*** Block opens ***
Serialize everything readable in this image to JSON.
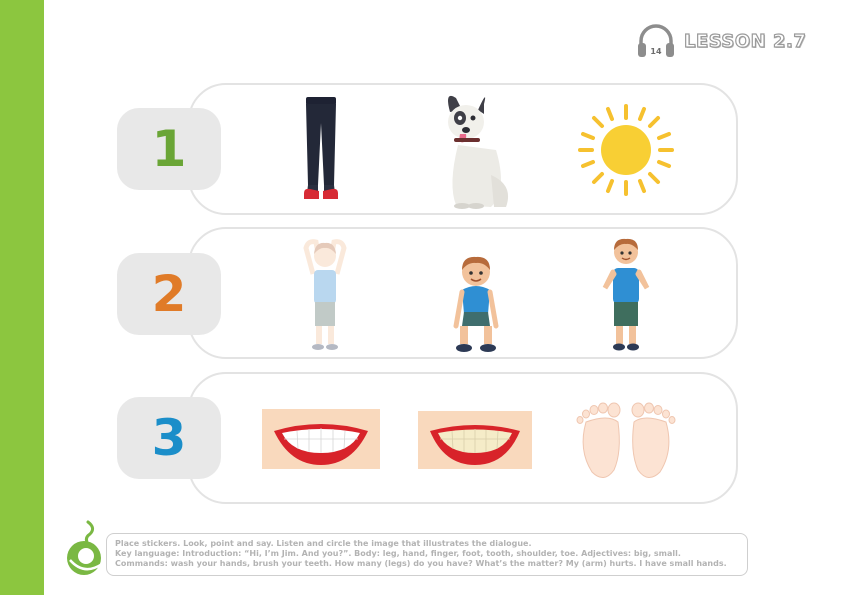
{
  "header": {
    "track_number": "14",
    "lesson": "LESSON 2.7"
  },
  "rows": [
    {
      "number": "1",
      "number_color": "#6aa536",
      "items": [
        "trousers-shoes",
        "dog",
        "sun"
      ]
    },
    {
      "number": "2",
      "number_color": "#e07b28",
      "items": [
        "boy-hands-on-head",
        "boy-touching-knees",
        "boy-touching-shoulders"
      ]
    },
    {
      "number": "3",
      "number_color": "#1b8ec9",
      "items": [
        "smile-white-teeth",
        "smile-yellow-teeth",
        "feet"
      ]
    }
  ],
  "info": {
    "line1": "Place stickers. Look, point and say. Listen and circle the image that illustrates the dialogue.",
    "line2": "Key language: Introduction: “Hi, I’m Jim. And you?”. Body: leg, hand, finger, foot, tooth, shoulder, toe. Adjectives: big, small.",
    "line3": "Commands: wash your hands, brush your teeth. How many (legs) do you have? What’s the matter? My (arm) hurts. I have small hands."
  },
  "colors": {
    "accent_green": "#8cc63f",
    "pill_border": "#e3e3e3",
    "number_box": "#e8e8e8"
  }
}
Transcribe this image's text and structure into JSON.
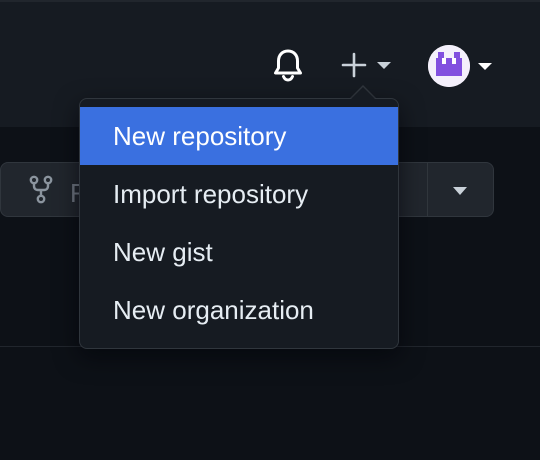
{
  "header": {
    "notifications_icon": "bell-icon",
    "create_icon": "plus-icon",
    "create_caret_icon": "caret-down-icon",
    "avatar_caret_icon": "caret-down-icon",
    "avatar_icon": "avatar-identicon"
  },
  "repo_actions": {
    "fork_icon": "repo-forked-icon",
    "fork_label_visible": "F",
    "fork_caret_icon": "caret-down-icon"
  },
  "create_menu": {
    "items": [
      {
        "label": "New repository",
        "active": true
      },
      {
        "label": "Import repository",
        "active": false
      },
      {
        "label": "New gist",
        "active": false
      },
      {
        "label": "New organization",
        "active": false
      }
    ]
  },
  "colors": {
    "background": "#0d1117",
    "header_background": "#161b22",
    "menu_background": "#161b22",
    "menu_border": "#30363d",
    "active_item": "#3a70e0",
    "text": "#e6edf3",
    "avatar_accent": "#8250df"
  }
}
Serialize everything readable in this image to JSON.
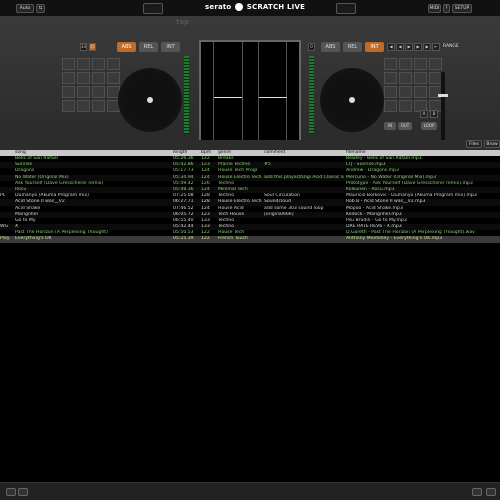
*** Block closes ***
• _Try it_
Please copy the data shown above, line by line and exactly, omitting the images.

• _Answer for this exercise_
Serialize everything readable in this image to JSON.
{
  "header": {
    "track_number": "14",
    "lesson": "LESSON 2.7"
  },
  "rows": [
    {
      "number": "1",
      "number_color": "#6aa536",
      "items": [
        "trousers-shoes",
        "dog",
        "sun"
      ]
    },
    {
      "number": "2",
      "number_color": "#e07b28",
      "items": [
        "boy-hands-on-head",
        "boy-touching-knees",
        "boy-touching-shoulders"
      ]
    },
    {
      "number": "3",
      "number_color": "#1b8ec9",
      "items": [
        "smile-white-teeth",
        "smile-yellow-teeth",
        "feet"
      ]
    }
  ],
  "info": {
    "line1": "Place stickers. Look, point and say. Listen and circle the image that illustrates the dialogue.",
    "line2": "Key language: Introduction: “Hi, I’m Jim. And you?”. Body: leg, hand, finger, foot, tooth, shoulder, toe. Adjectives: big, small.",
    "line3": "Commands: wash your hands, brush your teeth. How many (legs) do you have? What’s the matter? My (arm) hurts. I have small hands."
  },
  "colors": {
    "accent_green": "#8cc63f",
    "pill_border": "#e3e3e3",
    "number_box": "#e8e8e8"
  }
}
Transcribe this image's text and structure into JSON.
{
  "header": {
    "notifications_icon": "bell-icon",
    "create_icon": "plus-icon",
    "create_caret_icon": "caret-down-icon",
    "avatar_caret_icon": "caret-down-icon",
    "avatar_icon": "avatar-identicon"
  },
  "repo_actions": {
    "fork_icon": "repo-forked-icon",
    "fork_label_visible": "F",
    "fork_caret_icon": "caret-down-icon"
  },
  "create_menu": {
    "items": [
      {
        "label": "New repository",
        "active": true
      },
      {
        "label": "Import repository",
        "active": false
      },
      {
        "label": "New gist",
        "active": false
      },
      {
        "label": "New organization",
        "active": false
      }
    ]
  },
  "colors": {
    "background": "#0d1117",
    "header_background": "#161b22",
    "menu_background": "#161b22",
    "menu_border": "#30363d",
    "active_item": "#3a70e0",
    "text": "#e6edf3",
    "avatar_accent": "#8250df"
  }
}
Serialize everything readable in this image to JSON.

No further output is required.